= RECORDS =
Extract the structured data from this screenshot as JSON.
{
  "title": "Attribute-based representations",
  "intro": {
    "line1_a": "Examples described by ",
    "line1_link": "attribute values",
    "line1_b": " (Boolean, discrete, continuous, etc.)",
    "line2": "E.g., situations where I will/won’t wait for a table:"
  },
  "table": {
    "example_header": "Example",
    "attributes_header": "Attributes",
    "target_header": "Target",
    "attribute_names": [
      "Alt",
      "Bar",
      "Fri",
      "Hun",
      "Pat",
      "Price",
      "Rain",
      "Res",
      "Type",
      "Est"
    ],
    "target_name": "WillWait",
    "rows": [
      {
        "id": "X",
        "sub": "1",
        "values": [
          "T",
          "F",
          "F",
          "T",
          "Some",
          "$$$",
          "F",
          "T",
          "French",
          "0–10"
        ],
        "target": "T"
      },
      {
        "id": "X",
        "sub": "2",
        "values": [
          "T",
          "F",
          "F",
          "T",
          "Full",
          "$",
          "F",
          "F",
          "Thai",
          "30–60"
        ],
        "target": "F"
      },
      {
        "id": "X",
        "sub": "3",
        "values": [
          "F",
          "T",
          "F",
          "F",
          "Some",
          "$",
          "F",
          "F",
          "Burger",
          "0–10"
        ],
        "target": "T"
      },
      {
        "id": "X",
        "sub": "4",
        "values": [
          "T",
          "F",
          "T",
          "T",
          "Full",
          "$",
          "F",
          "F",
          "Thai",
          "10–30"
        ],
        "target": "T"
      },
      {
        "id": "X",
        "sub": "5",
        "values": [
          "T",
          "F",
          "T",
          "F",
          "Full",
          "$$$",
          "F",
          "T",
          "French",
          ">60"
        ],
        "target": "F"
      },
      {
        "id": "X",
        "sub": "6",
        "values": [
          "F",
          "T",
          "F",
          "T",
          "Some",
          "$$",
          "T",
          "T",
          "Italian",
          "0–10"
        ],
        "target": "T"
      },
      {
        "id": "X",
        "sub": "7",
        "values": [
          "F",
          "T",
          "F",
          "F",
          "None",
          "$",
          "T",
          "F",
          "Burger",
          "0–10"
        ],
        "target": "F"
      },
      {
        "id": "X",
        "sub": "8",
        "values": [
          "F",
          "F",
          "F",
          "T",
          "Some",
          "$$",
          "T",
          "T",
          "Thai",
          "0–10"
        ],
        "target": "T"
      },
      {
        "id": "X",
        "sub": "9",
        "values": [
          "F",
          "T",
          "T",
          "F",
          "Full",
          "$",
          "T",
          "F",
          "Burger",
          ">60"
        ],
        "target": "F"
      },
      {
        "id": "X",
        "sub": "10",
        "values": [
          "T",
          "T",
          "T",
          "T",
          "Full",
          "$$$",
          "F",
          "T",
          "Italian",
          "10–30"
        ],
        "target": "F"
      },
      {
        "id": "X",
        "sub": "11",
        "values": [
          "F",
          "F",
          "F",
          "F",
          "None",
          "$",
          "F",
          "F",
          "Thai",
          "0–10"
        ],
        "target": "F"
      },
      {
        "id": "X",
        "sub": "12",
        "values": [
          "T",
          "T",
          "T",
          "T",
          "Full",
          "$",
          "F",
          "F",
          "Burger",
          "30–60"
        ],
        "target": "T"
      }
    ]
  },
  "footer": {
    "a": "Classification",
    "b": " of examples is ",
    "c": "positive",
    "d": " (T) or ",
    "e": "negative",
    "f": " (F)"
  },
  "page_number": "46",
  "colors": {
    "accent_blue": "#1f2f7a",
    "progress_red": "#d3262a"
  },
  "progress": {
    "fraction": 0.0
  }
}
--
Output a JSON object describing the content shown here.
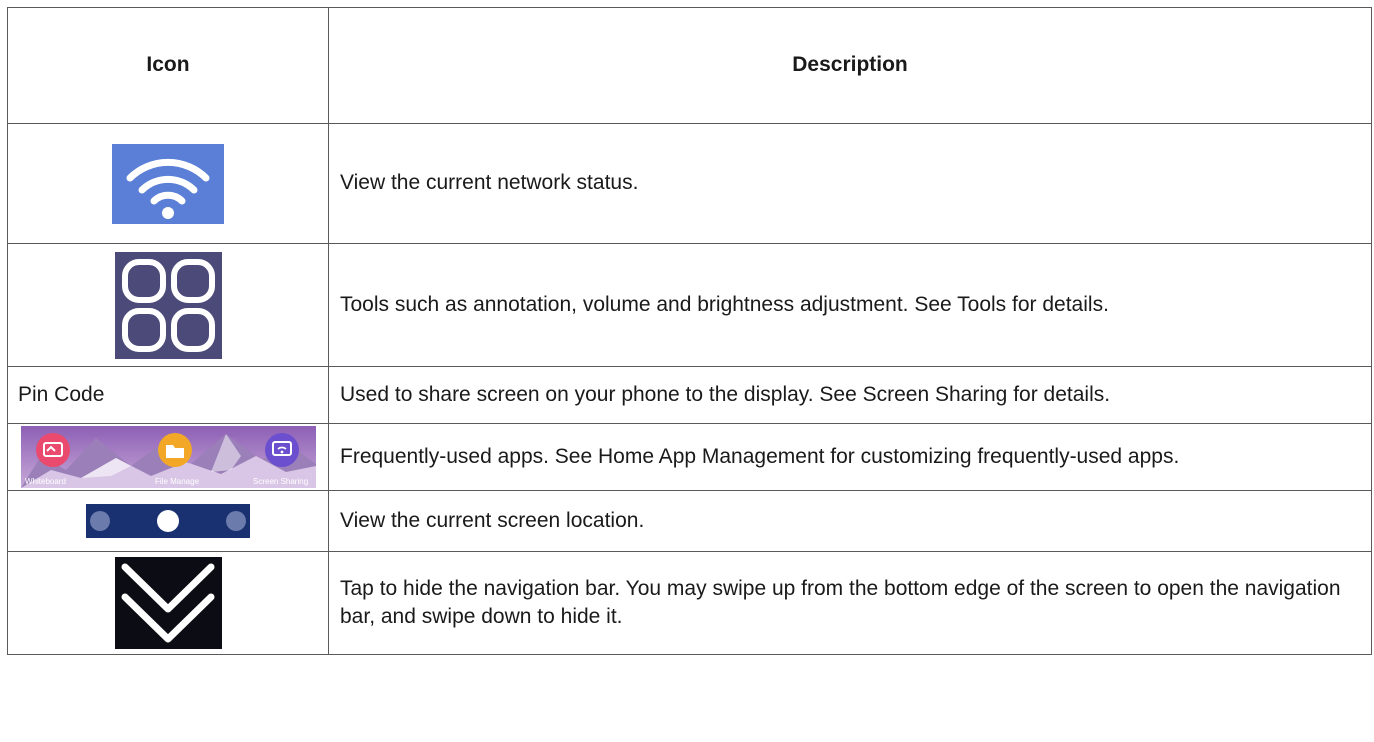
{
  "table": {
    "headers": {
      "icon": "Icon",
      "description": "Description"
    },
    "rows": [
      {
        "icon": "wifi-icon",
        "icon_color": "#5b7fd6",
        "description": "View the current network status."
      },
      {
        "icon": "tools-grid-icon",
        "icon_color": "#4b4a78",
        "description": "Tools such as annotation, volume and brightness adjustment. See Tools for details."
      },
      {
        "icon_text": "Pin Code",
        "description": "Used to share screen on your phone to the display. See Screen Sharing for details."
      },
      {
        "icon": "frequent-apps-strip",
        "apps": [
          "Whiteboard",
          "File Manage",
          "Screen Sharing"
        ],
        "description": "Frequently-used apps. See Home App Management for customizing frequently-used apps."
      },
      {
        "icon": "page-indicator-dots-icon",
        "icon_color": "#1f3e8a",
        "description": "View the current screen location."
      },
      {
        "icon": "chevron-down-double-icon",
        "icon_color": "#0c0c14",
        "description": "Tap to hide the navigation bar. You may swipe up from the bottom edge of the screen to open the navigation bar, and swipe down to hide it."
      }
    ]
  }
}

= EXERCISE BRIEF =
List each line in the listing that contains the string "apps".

= YOUR RESPONSE =
        "icon": "frequent-apps-strip",
        "apps": [
        "description": "Frequently-used apps. See Home App Management for customizing frequently-used apps."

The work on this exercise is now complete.